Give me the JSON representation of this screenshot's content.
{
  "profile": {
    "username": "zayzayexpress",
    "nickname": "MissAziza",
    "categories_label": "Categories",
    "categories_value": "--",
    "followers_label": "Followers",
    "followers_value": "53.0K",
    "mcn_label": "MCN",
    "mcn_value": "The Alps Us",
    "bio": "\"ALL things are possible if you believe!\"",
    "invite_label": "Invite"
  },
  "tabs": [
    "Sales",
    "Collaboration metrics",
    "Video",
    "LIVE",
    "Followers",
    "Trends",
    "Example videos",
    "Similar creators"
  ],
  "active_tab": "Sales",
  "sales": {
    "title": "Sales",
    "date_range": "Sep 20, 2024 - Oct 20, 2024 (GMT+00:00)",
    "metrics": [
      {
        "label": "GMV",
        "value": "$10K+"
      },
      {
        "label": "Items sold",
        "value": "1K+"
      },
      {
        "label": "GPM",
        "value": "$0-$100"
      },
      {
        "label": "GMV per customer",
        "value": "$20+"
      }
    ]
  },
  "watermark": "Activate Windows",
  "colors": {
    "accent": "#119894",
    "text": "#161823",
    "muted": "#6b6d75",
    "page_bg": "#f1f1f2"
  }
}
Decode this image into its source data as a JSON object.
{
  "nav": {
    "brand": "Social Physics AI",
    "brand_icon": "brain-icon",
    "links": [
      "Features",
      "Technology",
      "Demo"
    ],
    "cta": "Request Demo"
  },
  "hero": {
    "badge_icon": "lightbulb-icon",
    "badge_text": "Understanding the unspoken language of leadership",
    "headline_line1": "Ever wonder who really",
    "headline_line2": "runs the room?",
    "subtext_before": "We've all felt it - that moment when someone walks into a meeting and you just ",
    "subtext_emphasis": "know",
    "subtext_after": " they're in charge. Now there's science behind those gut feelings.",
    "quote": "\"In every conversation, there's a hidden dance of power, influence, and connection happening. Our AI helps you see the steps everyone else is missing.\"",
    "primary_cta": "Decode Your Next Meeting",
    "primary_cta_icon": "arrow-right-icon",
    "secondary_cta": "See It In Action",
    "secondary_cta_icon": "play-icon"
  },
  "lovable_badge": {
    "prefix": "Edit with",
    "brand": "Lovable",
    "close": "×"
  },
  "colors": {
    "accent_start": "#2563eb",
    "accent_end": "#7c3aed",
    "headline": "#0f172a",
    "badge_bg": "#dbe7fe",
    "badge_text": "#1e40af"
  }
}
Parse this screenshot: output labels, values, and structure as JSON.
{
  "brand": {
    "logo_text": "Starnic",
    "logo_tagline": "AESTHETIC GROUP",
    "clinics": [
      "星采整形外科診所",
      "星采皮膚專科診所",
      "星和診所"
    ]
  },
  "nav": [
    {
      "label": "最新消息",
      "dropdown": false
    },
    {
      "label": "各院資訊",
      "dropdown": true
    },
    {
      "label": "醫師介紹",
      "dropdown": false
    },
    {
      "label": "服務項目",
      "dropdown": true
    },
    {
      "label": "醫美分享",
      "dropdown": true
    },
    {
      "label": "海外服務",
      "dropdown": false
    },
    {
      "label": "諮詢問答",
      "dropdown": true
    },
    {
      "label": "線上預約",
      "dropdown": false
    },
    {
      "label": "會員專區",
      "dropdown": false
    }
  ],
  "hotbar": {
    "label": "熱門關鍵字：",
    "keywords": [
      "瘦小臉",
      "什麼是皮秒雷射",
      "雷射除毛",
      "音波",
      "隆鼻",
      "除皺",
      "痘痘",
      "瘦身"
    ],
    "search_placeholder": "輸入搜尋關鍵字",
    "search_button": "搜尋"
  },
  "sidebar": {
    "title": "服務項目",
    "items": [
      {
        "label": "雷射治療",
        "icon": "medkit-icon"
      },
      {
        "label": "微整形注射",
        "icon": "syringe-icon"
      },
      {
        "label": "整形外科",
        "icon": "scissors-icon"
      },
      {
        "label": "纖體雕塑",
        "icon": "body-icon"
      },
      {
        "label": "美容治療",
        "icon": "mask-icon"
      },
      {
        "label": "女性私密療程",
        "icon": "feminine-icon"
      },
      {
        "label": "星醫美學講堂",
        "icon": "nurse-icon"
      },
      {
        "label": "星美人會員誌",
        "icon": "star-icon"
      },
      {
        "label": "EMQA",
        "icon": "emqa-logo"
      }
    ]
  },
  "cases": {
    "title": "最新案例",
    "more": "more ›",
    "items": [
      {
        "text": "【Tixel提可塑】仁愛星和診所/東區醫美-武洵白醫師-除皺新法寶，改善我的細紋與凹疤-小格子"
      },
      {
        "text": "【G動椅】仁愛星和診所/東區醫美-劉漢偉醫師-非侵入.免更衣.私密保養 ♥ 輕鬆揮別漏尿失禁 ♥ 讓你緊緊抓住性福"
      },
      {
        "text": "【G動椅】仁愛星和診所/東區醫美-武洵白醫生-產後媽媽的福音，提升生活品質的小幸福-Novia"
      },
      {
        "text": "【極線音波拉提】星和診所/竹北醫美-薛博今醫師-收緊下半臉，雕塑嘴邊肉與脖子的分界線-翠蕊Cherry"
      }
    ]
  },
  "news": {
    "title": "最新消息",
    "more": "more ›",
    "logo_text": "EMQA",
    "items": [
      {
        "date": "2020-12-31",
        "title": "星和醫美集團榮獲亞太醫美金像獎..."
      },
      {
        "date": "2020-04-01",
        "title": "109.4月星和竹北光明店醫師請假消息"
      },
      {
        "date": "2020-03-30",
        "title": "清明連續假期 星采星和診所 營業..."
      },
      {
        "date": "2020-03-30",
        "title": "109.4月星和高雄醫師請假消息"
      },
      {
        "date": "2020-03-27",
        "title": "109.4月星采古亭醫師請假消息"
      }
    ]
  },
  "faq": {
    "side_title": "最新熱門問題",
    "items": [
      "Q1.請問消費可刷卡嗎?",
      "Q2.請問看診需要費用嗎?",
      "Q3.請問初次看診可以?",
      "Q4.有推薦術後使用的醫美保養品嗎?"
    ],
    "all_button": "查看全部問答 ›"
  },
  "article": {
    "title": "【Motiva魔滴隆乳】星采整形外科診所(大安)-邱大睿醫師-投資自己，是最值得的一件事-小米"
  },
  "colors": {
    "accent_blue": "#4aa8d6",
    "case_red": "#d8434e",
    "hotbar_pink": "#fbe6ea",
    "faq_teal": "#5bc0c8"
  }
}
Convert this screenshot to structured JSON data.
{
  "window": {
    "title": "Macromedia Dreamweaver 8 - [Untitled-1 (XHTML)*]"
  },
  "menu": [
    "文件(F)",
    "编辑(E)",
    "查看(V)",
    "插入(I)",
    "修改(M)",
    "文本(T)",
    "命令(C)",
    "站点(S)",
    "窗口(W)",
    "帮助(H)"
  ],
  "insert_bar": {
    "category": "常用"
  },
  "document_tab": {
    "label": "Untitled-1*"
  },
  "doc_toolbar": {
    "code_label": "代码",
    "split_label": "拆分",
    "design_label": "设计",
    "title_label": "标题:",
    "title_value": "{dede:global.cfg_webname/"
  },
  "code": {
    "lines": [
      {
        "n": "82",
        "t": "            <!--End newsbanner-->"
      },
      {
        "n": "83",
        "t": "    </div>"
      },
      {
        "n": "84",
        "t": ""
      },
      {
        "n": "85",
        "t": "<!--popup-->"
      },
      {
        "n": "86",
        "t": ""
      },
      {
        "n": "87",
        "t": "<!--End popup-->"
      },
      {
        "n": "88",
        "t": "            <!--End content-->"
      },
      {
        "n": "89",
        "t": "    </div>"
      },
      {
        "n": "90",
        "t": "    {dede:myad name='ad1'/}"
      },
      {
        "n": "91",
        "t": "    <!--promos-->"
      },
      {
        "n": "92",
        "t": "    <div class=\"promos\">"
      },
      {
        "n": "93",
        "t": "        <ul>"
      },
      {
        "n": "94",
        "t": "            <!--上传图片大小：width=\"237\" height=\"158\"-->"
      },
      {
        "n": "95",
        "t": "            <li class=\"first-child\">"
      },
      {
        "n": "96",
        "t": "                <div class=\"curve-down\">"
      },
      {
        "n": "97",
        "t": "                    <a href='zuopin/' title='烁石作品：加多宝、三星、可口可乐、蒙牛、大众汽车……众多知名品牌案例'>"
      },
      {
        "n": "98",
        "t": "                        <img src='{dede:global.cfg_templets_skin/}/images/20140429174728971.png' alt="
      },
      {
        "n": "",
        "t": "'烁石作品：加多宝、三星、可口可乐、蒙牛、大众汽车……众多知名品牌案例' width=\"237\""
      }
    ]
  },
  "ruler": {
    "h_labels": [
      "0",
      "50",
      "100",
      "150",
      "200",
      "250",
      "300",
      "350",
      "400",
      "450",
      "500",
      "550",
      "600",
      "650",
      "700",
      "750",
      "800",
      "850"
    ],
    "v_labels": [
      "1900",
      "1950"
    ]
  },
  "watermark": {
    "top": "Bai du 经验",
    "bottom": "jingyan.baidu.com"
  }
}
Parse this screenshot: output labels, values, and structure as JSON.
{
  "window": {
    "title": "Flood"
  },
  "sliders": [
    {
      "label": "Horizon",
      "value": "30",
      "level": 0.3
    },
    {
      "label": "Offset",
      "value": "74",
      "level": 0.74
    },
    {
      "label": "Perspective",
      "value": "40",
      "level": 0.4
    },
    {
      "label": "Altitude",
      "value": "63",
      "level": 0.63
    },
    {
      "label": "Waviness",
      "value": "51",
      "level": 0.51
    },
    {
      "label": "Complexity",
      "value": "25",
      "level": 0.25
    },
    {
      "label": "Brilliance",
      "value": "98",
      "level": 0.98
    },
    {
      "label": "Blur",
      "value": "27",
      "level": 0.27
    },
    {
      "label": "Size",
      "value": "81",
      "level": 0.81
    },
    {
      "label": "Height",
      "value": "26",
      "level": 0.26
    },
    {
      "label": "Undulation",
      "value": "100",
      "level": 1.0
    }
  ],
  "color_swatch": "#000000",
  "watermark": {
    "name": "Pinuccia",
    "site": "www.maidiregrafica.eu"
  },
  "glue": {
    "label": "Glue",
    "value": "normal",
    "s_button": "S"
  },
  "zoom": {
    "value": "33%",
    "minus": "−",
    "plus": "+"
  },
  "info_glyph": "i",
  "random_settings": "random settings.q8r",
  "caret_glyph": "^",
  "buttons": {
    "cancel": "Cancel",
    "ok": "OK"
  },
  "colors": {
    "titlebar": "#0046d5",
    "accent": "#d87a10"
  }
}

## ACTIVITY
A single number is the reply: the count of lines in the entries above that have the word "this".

## REPLY
5